President Dilma Rousseff's hope of surviving a looming impeachment are becoming dimmer each day.
On Monday, the Brazilian Bar association filed a new process to remove her from power on the grounds of accounting fraud. Yesterday, her party, PT, lost their largest ally in the Brazilian Congress as centrist party PMDB, presided by vice-president Michel Temer, withdrew their support from the government.
As investigations on the Petrobras corruption scandal move forward, it becomes increasingly plausible that Rousseff's opposition might pull off the 342 votes (out of 513) to secure her impeachment.
This series of defeats should teach PT a bitter lesson: not all judicial disputes can be won with political tactics. In a tapped phone call, Lula stated his belief that “a motivated congressional base can make the difference in this trial”, as if the courts were but the superstructure of a real political fight. His strategy has been to apply political force against political and non-political agents, including court judges and investigators.
"There is no more truce, we should stop believing in the juridical battle", Lula told Rousseff in a subsequent call.
Her government’s recent bold and unpopular measures suggest she agrees with Lula. The government appointed a new minister of justice and decided to replace the head of the federal police as well as the investigation’s team.
No move, however, produced stronger backlash than Rousseff's appointment of Lula as chief of staff on 16 March.
Being part of Rousseff’s cabinet would protect Lula from an ongoing criminal investigation by the public ministry. A series of recorded phone calls suggest shielding Lula from legal persecution was part of Rousseff’s intent.

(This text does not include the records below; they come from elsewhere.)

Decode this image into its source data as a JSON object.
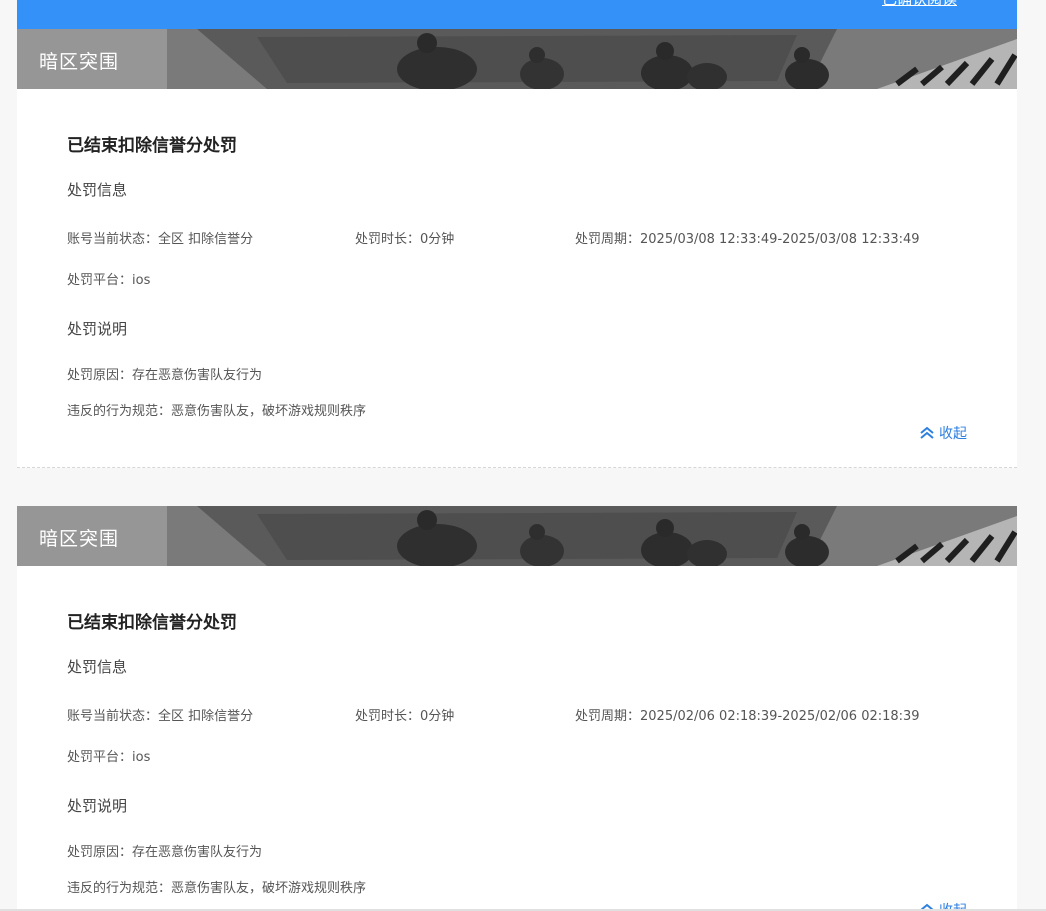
{
  "header": {
    "link_label": "已确认阅读"
  },
  "records": [
    {
      "game": "暗区突围",
      "status_title": "已结束扣除信誉分处罚",
      "info_section": "处罚信息",
      "account_status": "账号当前状态：全区 扣除信誉分",
      "duration": "处罚时长：0分钟",
      "period": "处罚周期：2025/03/08 12:33:49-2025/03/08 12:33:49",
      "platform": "处罚平台：ios",
      "desc_section": "处罚说明",
      "reason": "处罚原因：存在恶意伤害队友行为",
      "violation": "违反的行为规范：恶意伤害队友，破坏游戏规则秩序",
      "collapse_label": "收起"
    },
    {
      "game": "暗区突围",
      "status_title": "已结束扣除信誉分处罚",
      "info_section": "处罚信息",
      "account_status": "账号当前状态：全区 扣除信誉分",
      "duration": "处罚时长：0分钟",
      "period": "处罚周期：2025/02/06 02:18:39-2025/02/06 02:18:39",
      "platform": "处罚平台：ios",
      "desc_section": "处罚说明",
      "reason": "处罚原因：存在恶意伤害队友行为",
      "violation": "违反的行为规范：恶意伤害队友，破坏游戏规则秩序",
      "collapse_label": "收起"
    }
  ],
  "colors": {
    "header_blue": "#3391f7",
    "link_blue": "#2d7fe0"
  }
}
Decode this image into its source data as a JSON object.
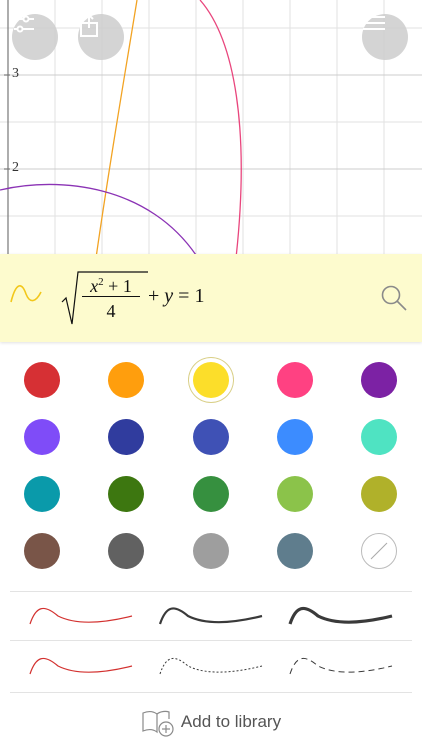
{
  "graph": {
    "y_tick_labels": [
      "3",
      "2"
    ],
    "curves": [
      {
        "color": "#e9467d",
        "shape": "circle-arc"
      },
      {
        "color": "#f2a323",
        "shape": "steep-line"
      },
      {
        "color": "#8b33b5",
        "shape": "circle-arc"
      }
    ],
    "buttons": {
      "settings_icon": "sliders-icon",
      "share_icon": "share-icon",
      "menu_icon": "hamburger-menu-icon"
    }
  },
  "expression": {
    "numerator_var": "x",
    "numerator_exp": "2",
    "numerator_rest": " + 1",
    "denominator": "4",
    "rest_plus": "+",
    "rest_var": "y",
    "rest_eq": " = 1",
    "curve_color": "#f2c71a"
  },
  "colors": [
    [
      "#d63034",
      "#ff9e0d",
      "#fcde2a",
      "#ff4182",
      "#7c22a4"
    ],
    [
      "#7f4cf8",
      "#303c9e",
      "#3f51b5",
      "#3c8cff",
      "#4fe3c2"
    ],
    [
      "#0a9aaa",
      "#3d7710",
      "#36903f",
      "#8bc34a",
      "#b0b12a"
    ],
    [
      "#795548",
      "#616161",
      "#9e9e9e",
      "#5f7d8d",
      "none"
    ]
  ],
  "selected_color": "#fcde2a",
  "line_style_color": "#d3312f",
  "footer": {
    "add_library_label": "Add to library",
    "add_library_icon": "book-add-icon"
  }
}
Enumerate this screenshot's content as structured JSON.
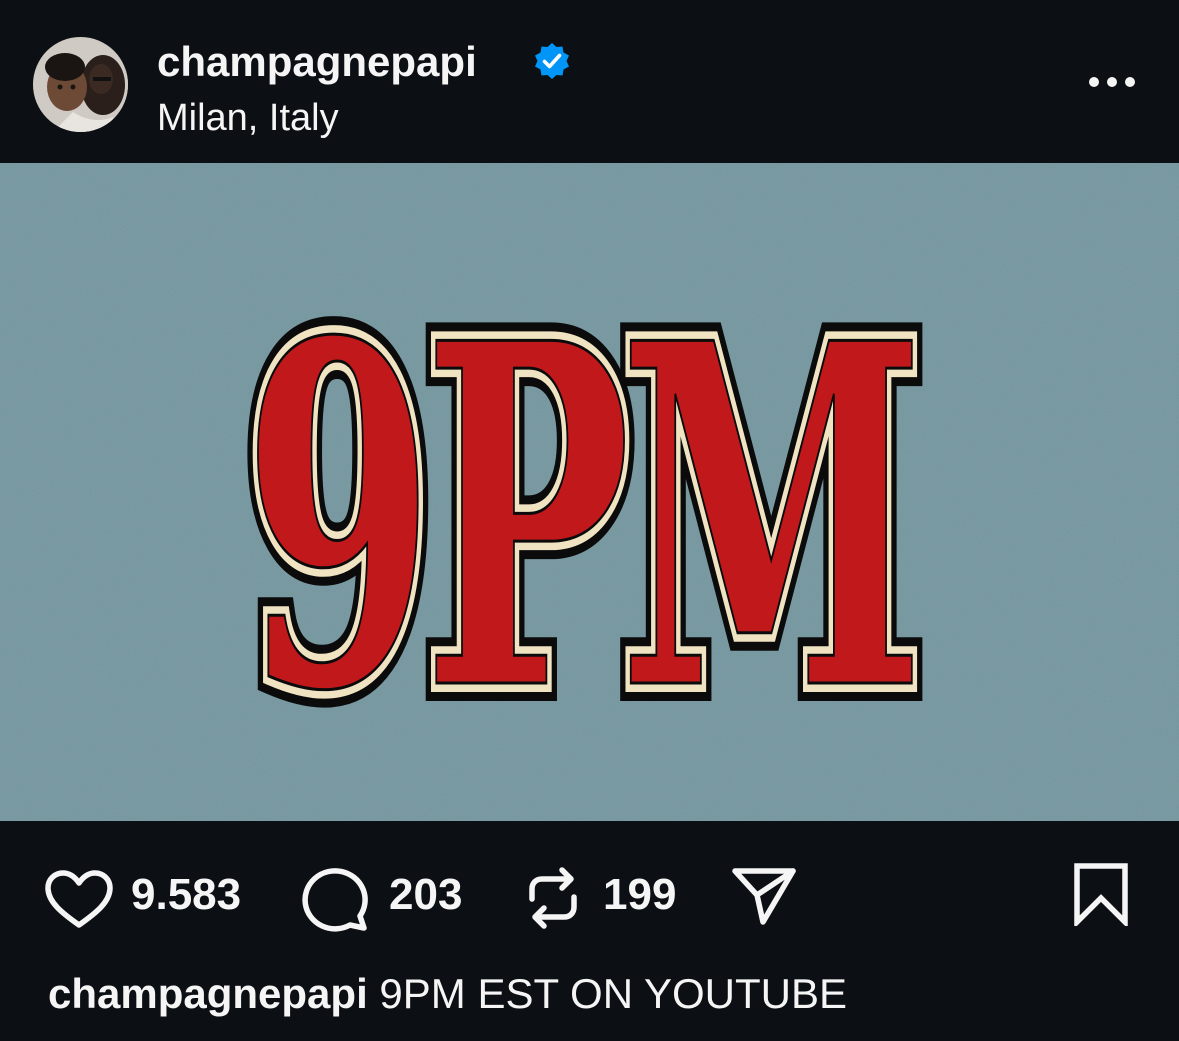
{
  "post": {
    "username": "champagnepapi",
    "location": "Milan, Italy",
    "image_text": "9PM",
    "likes": "9.583",
    "comments": "203",
    "reposts": "199",
    "caption_user": "champagnepapi",
    "caption_text": "9PM EST ON YOUTUBE"
  },
  "icons": {
    "verified": "verified-badge-icon",
    "more": "more-options-icon",
    "like": "heart-icon",
    "comment": "comment-icon",
    "repost": "repost-icon",
    "share": "send-icon",
    "save": "bookmark-icon"
  },
  "colors": {
    "background": "#0c1014",
    "image_bg": "#7597a0",
    "letter_red": "#c0181b",
    "letter_cream": "#efe3c2",
    "verified_blue": "#0095f6"
  }
}
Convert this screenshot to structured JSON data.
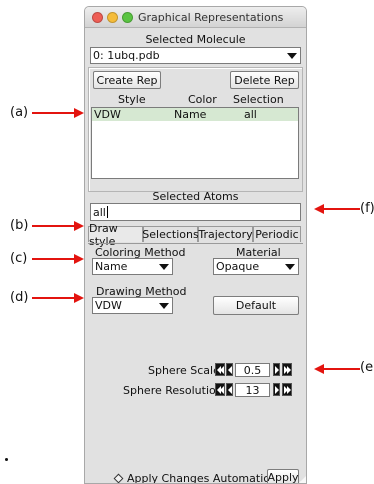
{
  "window": {
    "title": "Graphical Representations",
    "traffic_light_colors": [
      "#ee5e55",
      "#f5bc3a",
      "#5ac442"
    ]
  },
  "selected_molecule": {
    "label": "Selected Molecule",
    "value": "0: 1ubq.pdb"
  },
  "reps": {
    "create_label": "Create Rep",
    "delete_label": "Delete Rep",
    "columns": [
      "Style",
      "Color",
      "Selection"
    ],
    "rows": [
      {
        "style": "VDW",
        "color": "Name",
        "selection": "all"
      }
    ],
    "selected_row_color": "#d6e8d2"
  },
  "selected_atoms": {
    "label": "Selected Atoms",
    "value": "all"
  },
  "tabs": [
    {
      "label": "Draw style",
      "active": true
    },
    {
      "label": "Selections",
      "active": false
    },
    {
      "label": "Trajectory",
      "active": false
    },
    {
      "label": "Periodic",
      "active": false
    }
  ],
  "draw_style": {
    "coloring_method_label": "Coloring Method",
    "coloring_method_value": "Name",
    "material_label": "Material",
    "material_value": "Opaque",
    "drawing_method_label": "Drawing Method",
    "drawing_method_value": "VDW",
    "default_button": "Default",
    "sphere_scale_label": "Sphere Scale",
    "sphere_scale_value": "0.5",
    "sphere_resolution_label": "Sphere Resolution",
    "sphere_resolution_value": "13"
  },
  "footer": {
    "apply_auto_label": "Apply Changes Automatically",
    "apply_auto_icon": "diamond-radio-icon",
    "apply_button": "Apply"
  },
  "annotations": {
    "a": "(a)",
    "b": "(b)",
    "c": "(c)",
    "d": "(d)",
    "e": "(e",
    "f": "(f)",
    "arrow_color": "#e3140f"
  }
}
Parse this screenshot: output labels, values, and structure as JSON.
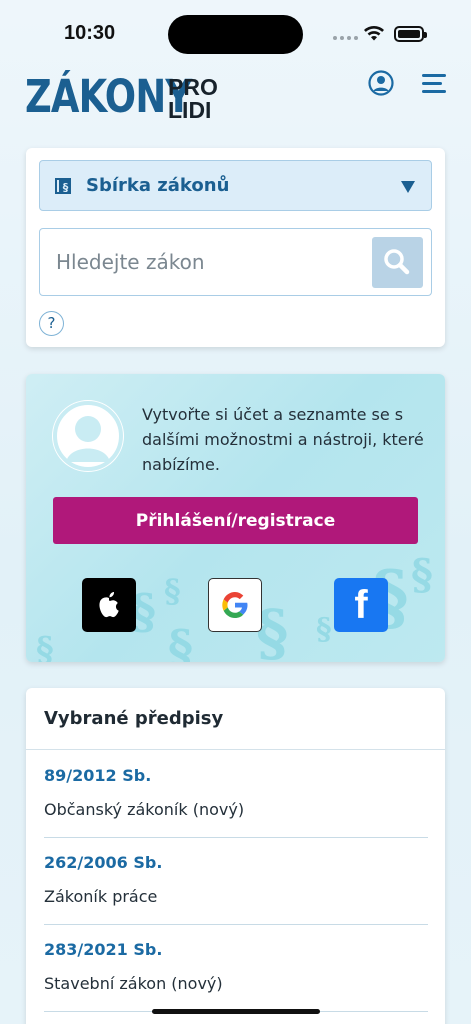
{
  "status": {
    "time": "10:30"
  },
  "header": {
    "logo_main": "ZÁKONY",
    "logo_pro": "PRO",
    "logo_lidi": "LIDI",
    "icons": [
      "account-icon",
      "menu-icon"
    ]
  },
  "search": {
    "collection_label": "Sbírka zákonů",
    "placeholder": "Hledejte zákon",
    "help": "?"
  },
  "register": {
    "text": "Vytvořte si účet a seznamte se s dalšími možnostmi a nástroji, které nabízíme.",
    "button_label": "Přihlášení/registrace",
    "providers": [
      "apple-icon",
      "google-icon",
      "facebook-icon"
    ],
    "facebook_glyph": "f"
  },
  "selected": {
    "title": "Vybrané předpisy",
    "items": [
      {
        "code": "89/2012 Sb.",
        "name": "Občanský zákoník (nový)"
      },
      {
        "code": "262/2006 Sb.",
        "name": "Zákoník práce"
      },
      {
        "code": "283/2021 Sb.",
        "name": "Stavební zákon (nový)"
      }
    ]
  },
  "colors": {
    "brand_blue": "#1b5f91",
    "accent_magenta": "#b0187a",
    "link_blue": "#1b6aa3"
  }
}
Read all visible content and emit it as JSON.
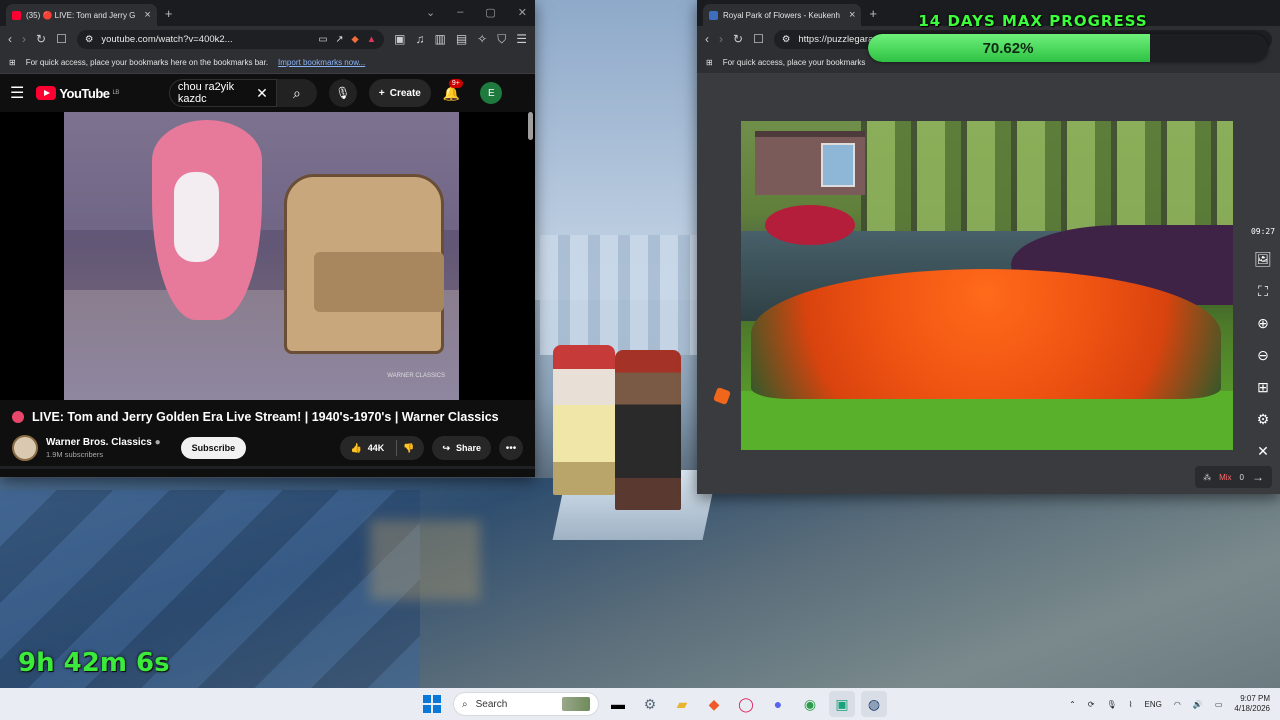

Lula's appointment was later suspended by Gilmar Mendes, a Supreme Court judge. Unable to formally take his ministerial post, Lula has resorted to informal activities, meeting with prominent political figures and the international media in an attempt to rebuild Rousseff’s reputation and governing coalition.
This is a daunting task even for a man of Lula’s political track record. Rousseff's divisive reelection campaign burned too many bridges between the president and her political adversaries. Her government’s open war against Eduardo Cunha, the house speaker currently under investigation for corruption, diminished the government’s ability to articulate support for its agenda in congress.
More fundamentally, however, PT's failures rest on the party's insistence of bringing political weapons to a legal fight. Recorded phone calls between Lula and his allies revealed how strongly the former President believes that congressional action could determine the outcome of legal processes and investigations.
In one phone call, we hear Lula asking Dilma's cabinet to talk to Supreme Court judge Rosa Weber about the investigations against him. In another, Lula argues for political pressure against the investigators.
“They ought to be afraid," he tells a Brazilian congressman, "they ought to be worried". "They ought to know that on the next day there will be ten congress members in their home (...) ten speeches in congress against them, mentioning their name.”
Perhaps Lula’s tactics could have worked in the past, when PT faced the opposition of the Social Democrats and other political parties. This time, however, they are facing the Public Prosecutor’s Office, the Federal Police and the Brazilian courts.
PT has opened fire against the judiciary, calling it partisan and politically motivated. But this antagonism has alienated Brazilians who are seeing for the first time in their lives sitting politicians and billionaire businessmen going to jail on corruption charges. When choosing between PT and the judiciary, most Brazilians are siding with the judiciary.
Because judicial actions have popular support, politicians do not want to be seen supporting a persecuted government. In a year of local elections, they want to signal to voters they are also on the side of the law. Some 89 congress members switched sides against Rousseff since a pro-impeachment activist group published a website tracking politicians still supporting the government. As Lula stated in an interview on Monday, “no one likes to support a government unpopular with the public opinion”.
Lula and Rousseff’s political manoeuvres have resulted in a political chaos: an administration that openly admits trading governmental appointments for votes, a former president turned unofficial minister trying to inflate a shrinking base, and former collaborators under arrest eager to confess in exchange for leniency. Lula wanted judges and investigators to fear congress members. Instead, it is the Brazilian congress that is fearing the judiciary.
This may be bad news for the PT, but it is good news for Brazil.